### About this task
How many lines in the records below contain the word "combobox"? Reply with the number alone.

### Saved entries
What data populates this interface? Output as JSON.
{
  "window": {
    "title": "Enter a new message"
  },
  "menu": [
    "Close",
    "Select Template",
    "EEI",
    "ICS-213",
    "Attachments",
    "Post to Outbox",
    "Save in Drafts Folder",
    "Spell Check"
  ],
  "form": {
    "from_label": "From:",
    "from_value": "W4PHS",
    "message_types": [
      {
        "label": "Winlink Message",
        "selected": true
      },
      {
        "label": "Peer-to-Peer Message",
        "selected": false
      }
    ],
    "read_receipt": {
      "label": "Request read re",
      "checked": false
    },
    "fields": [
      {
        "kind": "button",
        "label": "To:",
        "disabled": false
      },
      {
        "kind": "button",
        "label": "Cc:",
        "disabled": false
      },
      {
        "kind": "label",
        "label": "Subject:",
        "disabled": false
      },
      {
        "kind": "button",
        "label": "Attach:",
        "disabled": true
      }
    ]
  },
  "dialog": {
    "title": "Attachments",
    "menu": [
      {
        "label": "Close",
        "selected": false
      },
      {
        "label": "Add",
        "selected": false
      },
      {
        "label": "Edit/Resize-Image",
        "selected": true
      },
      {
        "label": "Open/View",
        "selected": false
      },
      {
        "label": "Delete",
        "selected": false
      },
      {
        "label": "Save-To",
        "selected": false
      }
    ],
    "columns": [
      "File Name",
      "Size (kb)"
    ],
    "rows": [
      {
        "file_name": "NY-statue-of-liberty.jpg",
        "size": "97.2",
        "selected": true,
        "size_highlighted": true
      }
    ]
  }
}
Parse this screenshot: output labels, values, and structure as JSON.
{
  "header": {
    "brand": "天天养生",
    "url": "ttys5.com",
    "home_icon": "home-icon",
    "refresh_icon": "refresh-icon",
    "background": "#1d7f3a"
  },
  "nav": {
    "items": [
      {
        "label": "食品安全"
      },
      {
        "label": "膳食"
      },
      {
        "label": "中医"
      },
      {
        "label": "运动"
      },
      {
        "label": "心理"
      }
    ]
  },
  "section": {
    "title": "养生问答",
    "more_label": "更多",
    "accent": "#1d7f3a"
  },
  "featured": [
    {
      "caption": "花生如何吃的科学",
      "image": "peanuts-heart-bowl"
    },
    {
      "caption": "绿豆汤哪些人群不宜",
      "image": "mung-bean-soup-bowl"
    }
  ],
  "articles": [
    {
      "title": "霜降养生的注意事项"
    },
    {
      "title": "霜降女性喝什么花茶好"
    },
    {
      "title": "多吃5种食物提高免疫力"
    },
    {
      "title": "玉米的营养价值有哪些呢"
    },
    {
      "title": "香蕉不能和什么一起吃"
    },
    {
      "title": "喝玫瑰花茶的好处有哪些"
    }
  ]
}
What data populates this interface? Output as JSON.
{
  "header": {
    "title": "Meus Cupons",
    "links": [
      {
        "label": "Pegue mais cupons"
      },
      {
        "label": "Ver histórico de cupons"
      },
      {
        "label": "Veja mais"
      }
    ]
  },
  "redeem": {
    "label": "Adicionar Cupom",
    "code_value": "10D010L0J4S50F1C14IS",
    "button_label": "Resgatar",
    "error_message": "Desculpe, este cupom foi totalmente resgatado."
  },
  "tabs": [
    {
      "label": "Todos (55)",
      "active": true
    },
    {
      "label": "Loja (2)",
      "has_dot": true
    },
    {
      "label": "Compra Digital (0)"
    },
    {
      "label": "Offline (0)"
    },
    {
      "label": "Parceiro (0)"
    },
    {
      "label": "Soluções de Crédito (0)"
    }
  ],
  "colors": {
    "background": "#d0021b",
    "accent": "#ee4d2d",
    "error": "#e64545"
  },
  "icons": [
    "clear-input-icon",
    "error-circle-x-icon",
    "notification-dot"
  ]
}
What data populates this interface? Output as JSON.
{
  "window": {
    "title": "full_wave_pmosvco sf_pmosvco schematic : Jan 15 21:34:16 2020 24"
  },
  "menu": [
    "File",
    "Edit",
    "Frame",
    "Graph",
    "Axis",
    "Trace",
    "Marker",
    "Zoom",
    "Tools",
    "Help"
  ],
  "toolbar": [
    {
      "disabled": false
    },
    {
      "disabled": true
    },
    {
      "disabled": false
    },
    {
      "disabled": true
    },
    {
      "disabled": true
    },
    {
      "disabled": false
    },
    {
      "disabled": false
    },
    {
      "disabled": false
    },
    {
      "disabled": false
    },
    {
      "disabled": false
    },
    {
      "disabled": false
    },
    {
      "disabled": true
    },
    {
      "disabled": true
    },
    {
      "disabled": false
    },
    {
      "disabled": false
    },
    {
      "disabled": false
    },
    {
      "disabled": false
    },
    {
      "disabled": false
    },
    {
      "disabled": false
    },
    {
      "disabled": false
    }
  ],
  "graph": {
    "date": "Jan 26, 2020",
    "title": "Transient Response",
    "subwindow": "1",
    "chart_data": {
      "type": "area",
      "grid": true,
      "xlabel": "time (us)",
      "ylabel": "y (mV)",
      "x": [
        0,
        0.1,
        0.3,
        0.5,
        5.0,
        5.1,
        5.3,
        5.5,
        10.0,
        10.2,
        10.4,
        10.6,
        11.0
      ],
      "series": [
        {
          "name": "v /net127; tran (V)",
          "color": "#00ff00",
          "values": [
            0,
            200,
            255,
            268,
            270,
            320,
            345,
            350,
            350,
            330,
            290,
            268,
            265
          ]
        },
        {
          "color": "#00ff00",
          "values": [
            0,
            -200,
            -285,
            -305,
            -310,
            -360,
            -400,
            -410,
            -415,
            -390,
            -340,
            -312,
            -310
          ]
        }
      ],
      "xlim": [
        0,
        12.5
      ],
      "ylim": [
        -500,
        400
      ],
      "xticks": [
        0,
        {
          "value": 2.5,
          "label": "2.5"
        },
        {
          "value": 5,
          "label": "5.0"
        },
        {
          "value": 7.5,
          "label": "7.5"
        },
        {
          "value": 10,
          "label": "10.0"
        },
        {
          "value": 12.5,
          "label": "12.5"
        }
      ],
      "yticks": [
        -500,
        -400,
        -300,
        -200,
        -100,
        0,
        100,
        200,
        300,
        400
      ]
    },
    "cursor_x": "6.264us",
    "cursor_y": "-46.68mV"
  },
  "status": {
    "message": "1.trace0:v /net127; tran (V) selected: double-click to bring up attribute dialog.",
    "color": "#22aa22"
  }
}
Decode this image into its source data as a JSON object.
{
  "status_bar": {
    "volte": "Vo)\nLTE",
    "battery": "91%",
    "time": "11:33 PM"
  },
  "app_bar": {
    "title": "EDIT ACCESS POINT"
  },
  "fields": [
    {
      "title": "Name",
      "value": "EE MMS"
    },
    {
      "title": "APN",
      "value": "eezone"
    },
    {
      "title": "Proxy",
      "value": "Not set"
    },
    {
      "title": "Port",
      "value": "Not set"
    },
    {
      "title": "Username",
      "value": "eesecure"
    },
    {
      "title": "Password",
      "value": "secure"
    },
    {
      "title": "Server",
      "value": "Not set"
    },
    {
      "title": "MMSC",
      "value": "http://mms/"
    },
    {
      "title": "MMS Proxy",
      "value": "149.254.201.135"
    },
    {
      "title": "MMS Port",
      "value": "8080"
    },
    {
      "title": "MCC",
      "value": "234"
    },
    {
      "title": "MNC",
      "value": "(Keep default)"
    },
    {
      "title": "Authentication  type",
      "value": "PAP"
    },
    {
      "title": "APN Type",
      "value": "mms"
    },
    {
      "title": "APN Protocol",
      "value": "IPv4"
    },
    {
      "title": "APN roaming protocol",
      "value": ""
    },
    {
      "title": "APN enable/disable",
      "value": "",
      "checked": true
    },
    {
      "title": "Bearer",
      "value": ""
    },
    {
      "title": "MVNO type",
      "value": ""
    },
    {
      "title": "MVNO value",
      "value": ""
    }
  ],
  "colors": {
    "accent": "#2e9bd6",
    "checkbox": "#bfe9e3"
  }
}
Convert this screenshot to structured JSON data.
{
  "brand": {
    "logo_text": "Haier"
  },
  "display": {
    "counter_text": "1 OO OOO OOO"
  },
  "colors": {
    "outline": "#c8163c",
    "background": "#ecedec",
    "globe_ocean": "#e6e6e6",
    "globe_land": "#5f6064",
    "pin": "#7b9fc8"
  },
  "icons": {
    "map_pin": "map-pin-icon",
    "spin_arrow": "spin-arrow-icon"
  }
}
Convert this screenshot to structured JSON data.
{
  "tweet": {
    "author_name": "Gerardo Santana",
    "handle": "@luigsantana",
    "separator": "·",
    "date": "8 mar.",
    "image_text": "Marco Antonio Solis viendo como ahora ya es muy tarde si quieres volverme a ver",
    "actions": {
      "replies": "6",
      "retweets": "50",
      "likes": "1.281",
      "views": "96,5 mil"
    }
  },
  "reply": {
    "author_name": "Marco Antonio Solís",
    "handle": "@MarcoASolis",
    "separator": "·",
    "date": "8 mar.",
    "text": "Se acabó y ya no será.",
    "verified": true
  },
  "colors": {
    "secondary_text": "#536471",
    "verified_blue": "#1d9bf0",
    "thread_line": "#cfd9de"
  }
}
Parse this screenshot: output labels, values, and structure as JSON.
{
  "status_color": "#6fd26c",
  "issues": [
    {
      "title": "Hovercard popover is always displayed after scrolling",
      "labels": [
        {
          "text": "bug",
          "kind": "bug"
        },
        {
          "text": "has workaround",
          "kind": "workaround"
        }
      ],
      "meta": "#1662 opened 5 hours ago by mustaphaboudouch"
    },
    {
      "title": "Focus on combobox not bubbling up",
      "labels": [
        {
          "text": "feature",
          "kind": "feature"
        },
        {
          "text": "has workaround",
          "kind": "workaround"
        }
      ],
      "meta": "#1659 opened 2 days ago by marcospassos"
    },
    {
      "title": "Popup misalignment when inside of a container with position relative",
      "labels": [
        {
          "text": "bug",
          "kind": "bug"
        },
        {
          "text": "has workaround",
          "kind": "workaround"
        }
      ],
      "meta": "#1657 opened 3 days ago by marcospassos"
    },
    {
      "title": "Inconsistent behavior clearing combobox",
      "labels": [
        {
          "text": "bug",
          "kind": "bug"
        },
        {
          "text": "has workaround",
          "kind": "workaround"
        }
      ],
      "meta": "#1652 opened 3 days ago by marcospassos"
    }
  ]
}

### Answer section
2